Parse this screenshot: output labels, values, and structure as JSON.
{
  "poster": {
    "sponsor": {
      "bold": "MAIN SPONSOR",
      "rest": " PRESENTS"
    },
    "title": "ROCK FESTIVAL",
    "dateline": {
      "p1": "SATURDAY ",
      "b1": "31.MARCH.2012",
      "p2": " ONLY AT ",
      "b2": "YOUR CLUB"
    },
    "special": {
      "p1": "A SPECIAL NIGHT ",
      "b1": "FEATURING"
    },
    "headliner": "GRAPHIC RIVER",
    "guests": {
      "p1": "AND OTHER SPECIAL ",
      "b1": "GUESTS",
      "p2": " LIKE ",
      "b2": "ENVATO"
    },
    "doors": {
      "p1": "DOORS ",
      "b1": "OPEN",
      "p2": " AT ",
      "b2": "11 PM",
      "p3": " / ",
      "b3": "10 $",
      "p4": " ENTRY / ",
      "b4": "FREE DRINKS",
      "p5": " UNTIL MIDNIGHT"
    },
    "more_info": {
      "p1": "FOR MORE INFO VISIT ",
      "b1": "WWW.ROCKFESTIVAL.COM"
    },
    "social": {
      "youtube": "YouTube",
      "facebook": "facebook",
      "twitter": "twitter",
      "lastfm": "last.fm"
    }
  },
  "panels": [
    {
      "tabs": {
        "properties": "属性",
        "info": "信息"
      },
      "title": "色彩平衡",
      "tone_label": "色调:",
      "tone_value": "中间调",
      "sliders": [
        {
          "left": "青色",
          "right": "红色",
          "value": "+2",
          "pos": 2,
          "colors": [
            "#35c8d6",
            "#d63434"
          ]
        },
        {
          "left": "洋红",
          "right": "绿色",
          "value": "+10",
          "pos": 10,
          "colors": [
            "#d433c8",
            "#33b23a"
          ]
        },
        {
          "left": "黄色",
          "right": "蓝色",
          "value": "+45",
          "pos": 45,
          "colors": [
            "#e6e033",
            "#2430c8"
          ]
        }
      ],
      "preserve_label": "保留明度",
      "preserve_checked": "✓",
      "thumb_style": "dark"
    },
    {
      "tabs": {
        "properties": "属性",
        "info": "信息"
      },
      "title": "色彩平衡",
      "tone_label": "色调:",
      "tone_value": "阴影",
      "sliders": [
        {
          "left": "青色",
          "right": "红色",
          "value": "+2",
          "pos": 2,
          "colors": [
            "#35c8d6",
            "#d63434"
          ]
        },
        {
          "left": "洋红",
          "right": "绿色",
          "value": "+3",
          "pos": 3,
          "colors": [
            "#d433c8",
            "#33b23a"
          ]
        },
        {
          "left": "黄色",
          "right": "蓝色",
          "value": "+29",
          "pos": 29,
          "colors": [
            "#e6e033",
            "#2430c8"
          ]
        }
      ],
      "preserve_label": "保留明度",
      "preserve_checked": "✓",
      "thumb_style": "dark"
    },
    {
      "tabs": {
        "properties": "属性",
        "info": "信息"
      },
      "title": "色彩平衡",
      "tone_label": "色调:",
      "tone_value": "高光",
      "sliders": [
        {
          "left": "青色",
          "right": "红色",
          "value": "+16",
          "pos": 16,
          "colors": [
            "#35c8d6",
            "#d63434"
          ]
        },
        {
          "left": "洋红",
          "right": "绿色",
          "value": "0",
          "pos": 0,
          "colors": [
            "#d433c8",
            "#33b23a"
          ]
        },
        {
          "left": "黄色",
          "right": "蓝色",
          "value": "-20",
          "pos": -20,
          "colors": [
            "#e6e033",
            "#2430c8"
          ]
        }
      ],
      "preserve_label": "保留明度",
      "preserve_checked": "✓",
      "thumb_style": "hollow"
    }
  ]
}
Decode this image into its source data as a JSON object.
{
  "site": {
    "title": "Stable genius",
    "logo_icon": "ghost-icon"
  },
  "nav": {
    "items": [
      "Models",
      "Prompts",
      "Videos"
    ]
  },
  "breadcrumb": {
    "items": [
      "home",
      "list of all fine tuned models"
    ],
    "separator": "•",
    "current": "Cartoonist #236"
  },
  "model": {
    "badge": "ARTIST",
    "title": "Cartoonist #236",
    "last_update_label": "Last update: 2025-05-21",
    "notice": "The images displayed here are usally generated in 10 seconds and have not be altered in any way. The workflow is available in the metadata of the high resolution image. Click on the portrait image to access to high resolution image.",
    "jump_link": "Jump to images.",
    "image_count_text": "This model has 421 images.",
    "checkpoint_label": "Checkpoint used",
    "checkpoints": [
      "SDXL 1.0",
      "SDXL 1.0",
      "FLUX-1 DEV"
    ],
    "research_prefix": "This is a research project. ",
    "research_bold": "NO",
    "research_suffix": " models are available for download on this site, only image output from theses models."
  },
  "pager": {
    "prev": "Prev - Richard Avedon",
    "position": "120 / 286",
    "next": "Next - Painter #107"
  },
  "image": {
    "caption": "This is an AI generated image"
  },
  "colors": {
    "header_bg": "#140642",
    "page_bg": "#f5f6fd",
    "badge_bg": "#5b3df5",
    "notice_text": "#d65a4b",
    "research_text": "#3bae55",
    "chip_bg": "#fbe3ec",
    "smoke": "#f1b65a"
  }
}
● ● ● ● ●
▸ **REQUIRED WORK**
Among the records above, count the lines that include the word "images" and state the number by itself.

▸ **WORKED SOLUTION**
3